David Bowie – “The Next Day”
When David Bowie comes up in conversation, songs such as the Glam-Rock Ballad “Ziggy Stardust” or the drunken-sing-along “Changes” usually come to mind. But little recognition is paid to his lush experimentation with ambient music, krautrock, or electronic music. I know, I know that it may seem ridiculous that the man that caused millions of teenagers in the mid-1970’s to paint a large pink lightning bolt on their face actually pushed the envelope of modern rock music, but hear me out. Transport back to 1976. Bowie had already made it to superstardom. Albums such as Hunky Dory and the classic The Rise and Fall of Ziggy Stardust and The Spiders from Mars have catapulted the front man into the most eclectic pop-superstar of the 1970’s. Bowie’s heroin and cocaine addiction have not ceased even with his move to Switzerland. With his newfound love of post-modernist art the rock star is drawn to Berlin to start painting, writing new music, and sober up. From 1976-1979 comes the famed Berlin trilogy, three albums that now have become the zeitgeist for Bowie’s experience with Berlin, art, drug abuse, and experimental music. Low, released in ’76, shocked listeners with its clash between usual rock/pop musings and sonic experimentations drawing influence from krautrock and ambient music. Thus started the Berlin trilogy. Side A of this album pleased listeners with songs similar to Ziggy Stardust and albums alike, while Side B shifted gears with tracks that would seem more at home on albums by Kraftwerk, Brian Eno (whom helped in the production of Low), or even Neu!. Skip ahead to the last album in the trilogy, Lodger. Even though considered the weakest album in the trilogy, it draws even harder from the krautrock and ambient influences on Low, showing that Bowie is capable of much larger musical ideas than glam-rock or art-pop. Smack-dab in the mid of this trifecta is the most notable out of the three, Heroes. Named after the first movement in classical composer Phillip Glass’ “Symphony No 4″, this album stays in the same path with certain sonic experiments, but Bowie decided to please his glam-rock fans with a little more flare. But what is most recognizable of the album is the cover. A monochromatic David Bowie in the signature pose of his hands raised to his face. Fast-forward to 2013. Bowie still makes music into the early 2000’s delving into electronica and even soundtracks for video games that he makes appearances in. Then, out of the blue, there is news that he is releasing a new album.
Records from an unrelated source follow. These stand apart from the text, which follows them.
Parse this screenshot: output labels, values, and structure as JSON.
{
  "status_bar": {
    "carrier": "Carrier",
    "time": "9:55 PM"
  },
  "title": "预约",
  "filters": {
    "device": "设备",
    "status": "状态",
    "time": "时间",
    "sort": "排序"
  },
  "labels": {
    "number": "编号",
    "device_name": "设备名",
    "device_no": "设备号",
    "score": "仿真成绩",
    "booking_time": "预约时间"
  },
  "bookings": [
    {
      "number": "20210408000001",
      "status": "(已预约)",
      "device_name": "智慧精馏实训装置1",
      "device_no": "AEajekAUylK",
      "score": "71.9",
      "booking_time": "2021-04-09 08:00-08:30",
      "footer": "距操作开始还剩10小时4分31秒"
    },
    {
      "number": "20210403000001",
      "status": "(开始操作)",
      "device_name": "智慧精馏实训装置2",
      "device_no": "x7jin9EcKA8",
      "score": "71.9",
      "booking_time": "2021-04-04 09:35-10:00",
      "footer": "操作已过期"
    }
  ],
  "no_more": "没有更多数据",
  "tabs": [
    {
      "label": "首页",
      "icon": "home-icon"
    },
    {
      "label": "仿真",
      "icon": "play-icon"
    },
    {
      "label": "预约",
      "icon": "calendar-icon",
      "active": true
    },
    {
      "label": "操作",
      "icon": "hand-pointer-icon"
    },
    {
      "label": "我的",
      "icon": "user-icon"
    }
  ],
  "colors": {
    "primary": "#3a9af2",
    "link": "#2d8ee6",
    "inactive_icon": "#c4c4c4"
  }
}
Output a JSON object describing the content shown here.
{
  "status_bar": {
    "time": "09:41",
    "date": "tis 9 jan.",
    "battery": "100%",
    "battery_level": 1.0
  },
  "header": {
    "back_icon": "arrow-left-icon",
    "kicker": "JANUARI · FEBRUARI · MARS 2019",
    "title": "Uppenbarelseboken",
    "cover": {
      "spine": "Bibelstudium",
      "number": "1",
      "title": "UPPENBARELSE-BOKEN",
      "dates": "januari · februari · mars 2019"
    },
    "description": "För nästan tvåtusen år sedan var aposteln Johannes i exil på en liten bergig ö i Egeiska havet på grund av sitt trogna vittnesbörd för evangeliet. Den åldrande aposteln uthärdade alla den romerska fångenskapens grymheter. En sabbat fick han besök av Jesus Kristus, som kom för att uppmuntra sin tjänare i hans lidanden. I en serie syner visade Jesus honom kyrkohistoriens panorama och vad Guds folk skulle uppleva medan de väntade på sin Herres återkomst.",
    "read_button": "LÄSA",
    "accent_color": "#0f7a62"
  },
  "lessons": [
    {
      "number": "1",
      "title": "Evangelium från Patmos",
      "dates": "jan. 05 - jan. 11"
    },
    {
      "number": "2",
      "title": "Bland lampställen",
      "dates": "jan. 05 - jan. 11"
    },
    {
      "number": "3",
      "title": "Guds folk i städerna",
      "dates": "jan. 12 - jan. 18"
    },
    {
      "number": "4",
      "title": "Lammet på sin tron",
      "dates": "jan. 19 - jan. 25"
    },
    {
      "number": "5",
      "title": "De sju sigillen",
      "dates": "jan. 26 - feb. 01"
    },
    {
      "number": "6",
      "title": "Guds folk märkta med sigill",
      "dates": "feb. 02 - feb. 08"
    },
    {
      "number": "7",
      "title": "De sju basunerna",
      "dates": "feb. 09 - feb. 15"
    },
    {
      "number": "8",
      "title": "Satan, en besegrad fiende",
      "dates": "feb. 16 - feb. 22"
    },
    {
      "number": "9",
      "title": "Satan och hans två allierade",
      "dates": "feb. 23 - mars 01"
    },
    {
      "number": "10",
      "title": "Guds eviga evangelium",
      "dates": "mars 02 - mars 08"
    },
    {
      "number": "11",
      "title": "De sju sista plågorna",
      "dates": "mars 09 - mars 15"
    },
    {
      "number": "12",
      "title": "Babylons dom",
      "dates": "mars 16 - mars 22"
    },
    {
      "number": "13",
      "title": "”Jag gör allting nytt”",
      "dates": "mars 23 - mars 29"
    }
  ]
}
The first detail to surface was the album cover. It is the same exact cover of Heroes but with a large white box over David’s face holding the title The Next Day. Later in interviews Bowie says that the cover, mostly cast-off as unoriginal and pretensions, symbolizes progression and that he will not release an album nostalgic of one like Heroes.
The first single and music video to be released from this album was “Where are We Now”. A simple music video that centers around a large two-headed doll in an art studio with Bowie’s singing face projected on one head, and an unidentified female cast upon the other head. The song is a signature Bowie ballad. Crooning synths, gorgeous strings, sparse drums, and, of course, David’s aged but majestic vocals. This track, much like the rest of the album, has Bowie’s signature flavor but doesn’t sound rehashed. The response to this track was mixed. Many fans fell in love at first listen, while others that it was garbage. Thankfully, for both parties, the rest of the album is varied enough to be interesting, but still very cohesive in mood and style to make it well put together and cohesive. “The Stars (Are Out Tonight)”, the second single to release from this album, has a tinge of dark and moody rock but having enough melody that sounds quite a bit like The Cure. Then a track like “If You Can See Me” is easily the most frantic and urgent track on the album. On this track Bowie experiments with vocal effects and pitch-shifting synthesizers, reminding us that David is capable of bringing fresh sounds this late in his career.
Where albums by older artists usually fall short is when they try to become another classic album. It wouldn’t be smart if Bowie tried to recreate another Ziggy Stardust. The Next Day shows us that David isn’t looking back at his older releases, such as Heroes, to try and emulate the sounds of his heyday. If it was a recreation of Heroes it would seem as if he left out the three song streak of ambient/classical-influenced sound collages in the middle of the album. He is constantly criticizing himself and revising his work. The Next Day is a progression forward in experiemtnation as well as a great representation of what Bowie has become over the course of his long career. Regardless of his age, he is capable to continue his legacy after twenty-three studio albums. The Next Day proves to be a solid album that is a step in the right direction for a seasoned musician such as David Bowie only proving that he deserves more praise than any other artist in the art/experimental rock genre.
Review by James Calvet.